In the article from Thiel more awareness is raised for lipohypertrophies – lumps on the stomach (2017). Dr. Matthias Kaltheuner is called an experimental diabetologist and he considers lipohypertrophies to be a neglected problem in diabetology, which can be detected with thermography. Below some fragments of the article about thermography use for lipohypertrophies:
But how can you determine which regions to stay away from when administering an injection or inserting a catheter because lipohypertrophy has grown there? Lars Kaltheuner, a PhD student, examined if lipohypertrophies can also be recognized using a thermal imaging camera as part of his dissertation.

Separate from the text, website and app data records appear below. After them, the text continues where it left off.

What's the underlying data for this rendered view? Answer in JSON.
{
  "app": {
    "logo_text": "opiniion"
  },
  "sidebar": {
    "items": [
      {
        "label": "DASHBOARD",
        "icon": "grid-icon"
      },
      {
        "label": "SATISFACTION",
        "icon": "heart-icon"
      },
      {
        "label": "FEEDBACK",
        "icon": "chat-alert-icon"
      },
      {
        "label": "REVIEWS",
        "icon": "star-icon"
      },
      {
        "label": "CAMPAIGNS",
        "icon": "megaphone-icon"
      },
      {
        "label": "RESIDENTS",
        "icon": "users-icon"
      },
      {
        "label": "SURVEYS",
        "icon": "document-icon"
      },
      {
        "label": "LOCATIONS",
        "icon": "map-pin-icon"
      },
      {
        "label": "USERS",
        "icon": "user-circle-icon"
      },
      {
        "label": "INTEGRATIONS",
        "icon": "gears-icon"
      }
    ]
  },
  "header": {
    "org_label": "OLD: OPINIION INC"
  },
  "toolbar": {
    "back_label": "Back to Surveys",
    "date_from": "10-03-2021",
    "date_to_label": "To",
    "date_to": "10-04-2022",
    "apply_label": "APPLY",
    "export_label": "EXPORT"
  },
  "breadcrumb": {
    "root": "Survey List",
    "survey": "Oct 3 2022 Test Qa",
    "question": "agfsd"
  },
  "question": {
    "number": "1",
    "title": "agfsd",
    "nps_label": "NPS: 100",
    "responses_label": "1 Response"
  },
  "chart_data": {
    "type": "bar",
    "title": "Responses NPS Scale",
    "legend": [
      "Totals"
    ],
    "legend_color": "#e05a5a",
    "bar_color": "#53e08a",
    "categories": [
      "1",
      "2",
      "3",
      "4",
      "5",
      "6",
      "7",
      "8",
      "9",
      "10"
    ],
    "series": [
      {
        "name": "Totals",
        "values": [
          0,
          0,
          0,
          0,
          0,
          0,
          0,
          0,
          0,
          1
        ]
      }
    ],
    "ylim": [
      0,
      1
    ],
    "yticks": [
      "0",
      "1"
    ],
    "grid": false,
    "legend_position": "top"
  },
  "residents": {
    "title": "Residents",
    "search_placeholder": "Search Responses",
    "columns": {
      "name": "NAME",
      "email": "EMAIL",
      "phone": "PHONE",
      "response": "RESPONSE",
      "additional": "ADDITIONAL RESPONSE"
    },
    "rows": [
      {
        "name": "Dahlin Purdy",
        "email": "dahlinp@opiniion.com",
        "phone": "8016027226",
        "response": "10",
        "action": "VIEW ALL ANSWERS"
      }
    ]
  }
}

This is as a result of adipose tissue having a lower temperature due to its reduced blood supply. In an experimental field test, Kaltheuner junior investigated the skin of numerous individuals with and without insulin-dependent diabetes. He undressed her abdomen, gave her skin 20 minutes to cool, and then used a top-notch thermal imaging camera to take photographs.
Dr. Kaltheuner stressed that there is still no solid evidence linking skin temperature to insulin action. However, research showed that the skin temperature at catheter sites that were often used was up to 6 degrees Celsius lower than at other places. Additionally, the patients had mentioned these areas as having inadequate insulin effects. The skin temperature was not uniform across the entire abdomen, even in those without diabetes and without injection sites. Dr. Kaltheuner nevertheless believed that “this occurrence should be explored more thoroughly.” It’s feasible that less expensive thermal imaging cameras, or even smartphone apps for home use, are sufficient to measure the variations in skin temperature. Perhaps this story will motivate someone.